- Opening Delimiter -

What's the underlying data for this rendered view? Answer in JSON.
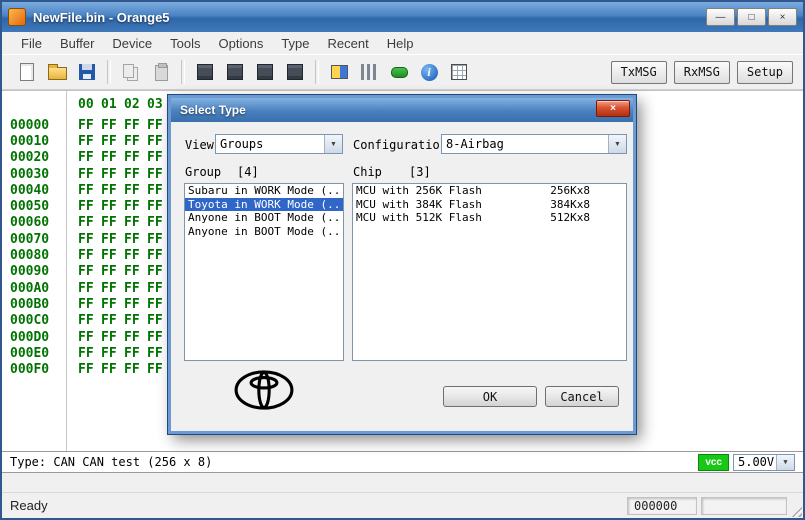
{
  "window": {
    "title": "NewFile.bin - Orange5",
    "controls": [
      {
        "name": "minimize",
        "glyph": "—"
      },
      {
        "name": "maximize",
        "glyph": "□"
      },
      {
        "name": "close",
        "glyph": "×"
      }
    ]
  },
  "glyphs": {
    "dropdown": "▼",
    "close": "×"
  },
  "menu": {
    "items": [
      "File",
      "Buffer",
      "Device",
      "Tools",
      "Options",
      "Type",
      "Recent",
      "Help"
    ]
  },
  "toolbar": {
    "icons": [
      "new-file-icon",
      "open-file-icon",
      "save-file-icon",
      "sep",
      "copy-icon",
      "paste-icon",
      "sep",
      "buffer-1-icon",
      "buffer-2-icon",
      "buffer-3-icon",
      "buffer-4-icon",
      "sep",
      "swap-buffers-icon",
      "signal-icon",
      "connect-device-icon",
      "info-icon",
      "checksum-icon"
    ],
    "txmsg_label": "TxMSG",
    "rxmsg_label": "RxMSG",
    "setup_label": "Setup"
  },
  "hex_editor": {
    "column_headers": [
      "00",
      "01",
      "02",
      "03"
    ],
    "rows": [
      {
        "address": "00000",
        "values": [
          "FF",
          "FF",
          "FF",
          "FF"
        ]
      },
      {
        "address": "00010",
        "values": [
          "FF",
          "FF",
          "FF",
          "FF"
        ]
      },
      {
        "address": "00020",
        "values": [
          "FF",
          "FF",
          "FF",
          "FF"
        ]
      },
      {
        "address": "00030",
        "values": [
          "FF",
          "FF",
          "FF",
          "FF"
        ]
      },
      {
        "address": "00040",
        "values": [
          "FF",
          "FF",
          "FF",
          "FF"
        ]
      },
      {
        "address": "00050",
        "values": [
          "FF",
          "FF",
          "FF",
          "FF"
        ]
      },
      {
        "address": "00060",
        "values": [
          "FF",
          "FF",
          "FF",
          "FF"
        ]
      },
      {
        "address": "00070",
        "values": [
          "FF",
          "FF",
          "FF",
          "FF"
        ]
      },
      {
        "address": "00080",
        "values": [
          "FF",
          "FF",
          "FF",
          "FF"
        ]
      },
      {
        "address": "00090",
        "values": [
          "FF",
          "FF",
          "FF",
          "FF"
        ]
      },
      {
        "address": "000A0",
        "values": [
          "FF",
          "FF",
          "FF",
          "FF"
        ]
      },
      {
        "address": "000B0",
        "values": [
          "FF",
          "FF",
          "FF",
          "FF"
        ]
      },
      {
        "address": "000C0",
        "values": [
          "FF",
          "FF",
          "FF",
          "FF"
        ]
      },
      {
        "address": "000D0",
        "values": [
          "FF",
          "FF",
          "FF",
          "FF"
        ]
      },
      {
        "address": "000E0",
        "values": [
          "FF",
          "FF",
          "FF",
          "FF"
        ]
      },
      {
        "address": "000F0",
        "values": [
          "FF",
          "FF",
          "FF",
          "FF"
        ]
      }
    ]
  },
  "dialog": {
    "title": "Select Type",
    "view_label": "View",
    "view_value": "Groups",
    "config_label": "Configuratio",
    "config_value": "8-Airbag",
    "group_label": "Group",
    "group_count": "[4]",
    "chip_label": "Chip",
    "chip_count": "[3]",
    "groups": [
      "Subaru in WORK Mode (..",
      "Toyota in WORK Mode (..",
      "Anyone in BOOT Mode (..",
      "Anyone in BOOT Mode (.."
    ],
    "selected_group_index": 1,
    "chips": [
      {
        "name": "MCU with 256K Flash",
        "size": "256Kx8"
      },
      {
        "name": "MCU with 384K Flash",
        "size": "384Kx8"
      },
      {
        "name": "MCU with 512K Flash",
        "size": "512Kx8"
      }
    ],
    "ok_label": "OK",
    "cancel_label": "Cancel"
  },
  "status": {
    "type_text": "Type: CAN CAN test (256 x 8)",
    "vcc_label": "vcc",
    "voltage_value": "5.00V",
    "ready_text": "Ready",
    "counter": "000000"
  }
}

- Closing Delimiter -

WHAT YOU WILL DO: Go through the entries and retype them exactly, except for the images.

WRITTEN REPLY:
What's the underlying data for this rendered view? Answer in JSON.
{
  "window": {
    "title": "NewFile.bin - Orange5",
    "controls": [
      {
        "name": "minimize",
        "glyph": "—"
      },
      {
        "name": "maximize",
        "glyph": "□"
      },
      {
        "name": "close",
        "glyph": "×"
      }
    ]
  },
  "glyphs": {
    "dropdown": "▼",
    "close": "×"
  },
  "menu": {
    "items": [
      "File",
      "Buffer",
      "Device",
      "Tools",
      "Options",
      "Type",
      "Recent",
      "Help"
    ]
  },
  "toolbar": {
    "icons": [
      "new-file-icon",
      "open-file-icon",
      "save-file-icon",
      "sep",
      "copy-icon",
      "paste-icon",
      "sep",
      "buffer-1-icon",
      "buffer-2-icon",
      "buffer-3-icon",
      "buffer-4-icon",
      "sep",
      "swap-buffers-icon",
      "signal-icon",
      "connect-device-icon",
      "info-icon",
      "checksum-icon"
    ],
    "txmsg_label": "TxMSG",
    "rxmsg_label": "RxMSG",
    "setup_label": "Setup"
  },
  "hex_editor": {
    "column_headers": [
      "00",
      "01",
      "02",
      "03"
    ],
    "rows": [
      {
        "address": "00000",
        "values": [
          "FF",
          "FF",
          "FF",
          "FF"
        ]
      },
      {
        "address": "00010",
        "values": [
          "FF",
          "FF",
          "FF",
          "FF"
        ]
      },
      {
        "address": "00020",
        "values": [
          "FF",
          "FF",
          "FF",
          "FF"
        ]
      },
      {
        "address": "00030",
        "values": [
          "FF",
          "FF",
          "FF",
          "FF"
        ]
      },
      {
        "address": "00040",
        "values": [
          "FF",
          "FF",
          "FF",
          "FF"
        ]
      },
      {
        "address": "00050",
        "values": [
          "FF",
          "FF",
          "FF",
          "FF"
        ]
      },
      {
        "address": "00060",
        "values": [
          "FF",
          "FF",
          "FF",
          "FF"
        ]
      },
      {
        "address": "00070",
        "values": [
          "FF",
          "FF",
          "FF",
          "FF"
        ]
      },
      {
        "address": "00080",
        "values": [
          "FF",
          "FF",
          "FF",
          "FF"
        ]
      },
      {
        "address": "00090",
        "values": [
          "FF",
          "FF",
          "FF",
          "FF"
        ]
      },
      {
        "address": "000A0",
        "values": [
          "FF",
          "FF",
          "FF",
          "FF"
        ]
      },
      {
        "address": "000B0",
        "values": [
          "FF",
          "FF",
          "FF",
          "FF"
        ]
      },
      {
        "address": "000C0",
        "values": [
          "FF",
          "FF",
          "FF",
          "FF"
        ]
      },
      {
        "address": "000D0",
        "values": [
          "FF",
          "FF",
          "FF",
          "FF"
        ]
      },
      {
        "address": "000E0",
        "values": [
          "FF",
          "FF",
          "FF",
          "FF"
        ]
      },
      {
        "address": "000F0",
        "values": [
          "FF",
          "FF",
          "FF",
          "FF"
        ]
      }
    ]
  },
  "dialog": {
    "title": "Select Type",
    "view_label": "View",
    "view_value": "Groups",
    "config_label": "Configuratio",
    "config_value": "8-Airbag",
    "group_label": "Group",
    "group_count": "[4]",
    "chip_label": "Chip",
    "chip_count": "[3]",
    "groups": [
      "Subaru in WORK Mode (..",
      "Toyota in WORK Mode (..",
      "Anyone in BOOT Mode (..",
      "Anyone in BOOT Mode (.."
    ],
    "selected_group_index": 1,
    "chips": [
      {
        "name": "MCU with 256K Flash",
        "size": "256Kx8"
      },
      {
        "name": "MCU with 384K Flash",
        "size": "384Kx8"
      },
      {
        "name": "MCU with 512K Flash",
        "size": "512Kx8"
      }
    ],
    "ok_label": "OK",
    "cancel_label": "Cancel"
  },
  "status": {
    "type_text": "Type: CAN CAN test (256 x 8)",
    "vcc_label": "vcc",
    "voltage_value": "5.00V",
    "ready_text": "Ready",
    "counter": "000000"
  }
}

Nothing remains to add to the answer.